Top of Given data

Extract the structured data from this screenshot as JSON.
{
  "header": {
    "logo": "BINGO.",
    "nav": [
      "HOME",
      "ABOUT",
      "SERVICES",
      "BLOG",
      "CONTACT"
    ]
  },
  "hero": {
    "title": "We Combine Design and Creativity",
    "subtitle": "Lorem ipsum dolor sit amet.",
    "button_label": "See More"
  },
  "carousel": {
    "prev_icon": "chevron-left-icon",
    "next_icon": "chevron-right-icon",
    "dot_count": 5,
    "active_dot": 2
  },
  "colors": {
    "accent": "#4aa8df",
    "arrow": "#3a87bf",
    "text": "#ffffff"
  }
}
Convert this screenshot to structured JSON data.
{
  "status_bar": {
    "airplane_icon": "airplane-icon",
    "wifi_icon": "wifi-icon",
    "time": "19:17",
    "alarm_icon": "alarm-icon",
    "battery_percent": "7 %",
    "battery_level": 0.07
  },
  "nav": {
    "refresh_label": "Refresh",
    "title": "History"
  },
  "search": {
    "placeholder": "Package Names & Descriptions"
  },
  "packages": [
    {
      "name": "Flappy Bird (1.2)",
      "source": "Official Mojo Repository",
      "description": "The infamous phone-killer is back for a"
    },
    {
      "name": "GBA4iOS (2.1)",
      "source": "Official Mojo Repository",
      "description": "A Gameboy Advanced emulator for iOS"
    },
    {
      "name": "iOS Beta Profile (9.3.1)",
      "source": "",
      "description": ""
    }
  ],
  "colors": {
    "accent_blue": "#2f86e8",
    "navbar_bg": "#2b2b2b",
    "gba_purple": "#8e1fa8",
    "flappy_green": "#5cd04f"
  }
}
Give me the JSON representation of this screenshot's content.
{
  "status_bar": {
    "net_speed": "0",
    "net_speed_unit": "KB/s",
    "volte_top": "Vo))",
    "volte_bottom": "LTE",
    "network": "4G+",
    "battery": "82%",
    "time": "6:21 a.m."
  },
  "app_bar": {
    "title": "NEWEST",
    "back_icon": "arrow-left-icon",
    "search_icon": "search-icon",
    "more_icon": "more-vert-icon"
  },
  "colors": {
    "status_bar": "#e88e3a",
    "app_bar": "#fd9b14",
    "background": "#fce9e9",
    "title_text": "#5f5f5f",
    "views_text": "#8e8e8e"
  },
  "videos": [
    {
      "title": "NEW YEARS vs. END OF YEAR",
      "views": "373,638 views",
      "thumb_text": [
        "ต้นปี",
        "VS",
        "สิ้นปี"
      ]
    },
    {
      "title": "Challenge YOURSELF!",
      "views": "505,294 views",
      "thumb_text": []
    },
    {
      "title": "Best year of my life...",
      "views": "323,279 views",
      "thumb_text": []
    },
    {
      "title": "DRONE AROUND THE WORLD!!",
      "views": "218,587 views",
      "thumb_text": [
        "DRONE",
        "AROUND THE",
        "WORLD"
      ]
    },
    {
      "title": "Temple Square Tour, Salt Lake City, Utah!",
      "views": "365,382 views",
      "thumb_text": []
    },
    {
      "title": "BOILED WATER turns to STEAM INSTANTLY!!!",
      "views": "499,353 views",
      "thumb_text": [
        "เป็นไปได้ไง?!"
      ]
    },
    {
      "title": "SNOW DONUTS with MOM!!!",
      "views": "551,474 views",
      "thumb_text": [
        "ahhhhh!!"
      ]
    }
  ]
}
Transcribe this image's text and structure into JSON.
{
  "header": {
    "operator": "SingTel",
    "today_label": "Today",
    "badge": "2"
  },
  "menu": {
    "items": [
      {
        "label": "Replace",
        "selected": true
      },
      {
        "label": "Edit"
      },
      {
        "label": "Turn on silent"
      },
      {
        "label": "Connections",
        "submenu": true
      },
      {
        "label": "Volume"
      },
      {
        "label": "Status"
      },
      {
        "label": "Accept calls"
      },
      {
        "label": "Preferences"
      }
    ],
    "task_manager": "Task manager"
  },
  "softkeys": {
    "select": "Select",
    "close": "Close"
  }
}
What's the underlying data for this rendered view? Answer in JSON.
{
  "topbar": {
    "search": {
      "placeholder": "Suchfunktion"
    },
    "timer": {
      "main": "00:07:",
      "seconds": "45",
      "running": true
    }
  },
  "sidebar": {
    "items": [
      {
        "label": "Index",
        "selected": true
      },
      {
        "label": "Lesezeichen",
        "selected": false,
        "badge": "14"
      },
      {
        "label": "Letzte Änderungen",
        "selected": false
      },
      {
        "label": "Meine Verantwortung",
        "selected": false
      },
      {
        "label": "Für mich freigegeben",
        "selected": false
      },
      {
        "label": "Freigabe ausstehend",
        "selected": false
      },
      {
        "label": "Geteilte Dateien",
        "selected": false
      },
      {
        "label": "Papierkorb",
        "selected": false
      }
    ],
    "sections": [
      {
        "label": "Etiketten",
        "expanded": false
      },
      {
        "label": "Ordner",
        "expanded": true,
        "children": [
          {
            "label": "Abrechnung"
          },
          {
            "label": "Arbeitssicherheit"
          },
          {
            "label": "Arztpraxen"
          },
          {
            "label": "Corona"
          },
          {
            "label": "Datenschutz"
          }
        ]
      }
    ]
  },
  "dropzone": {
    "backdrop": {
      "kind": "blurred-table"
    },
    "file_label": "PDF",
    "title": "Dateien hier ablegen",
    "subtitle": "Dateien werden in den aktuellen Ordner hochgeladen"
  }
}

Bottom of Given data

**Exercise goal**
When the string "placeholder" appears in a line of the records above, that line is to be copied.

**Exercise answer**
    "placeholder": "Package Names & Descriptions"
      "placeholder": "Suchfunktion"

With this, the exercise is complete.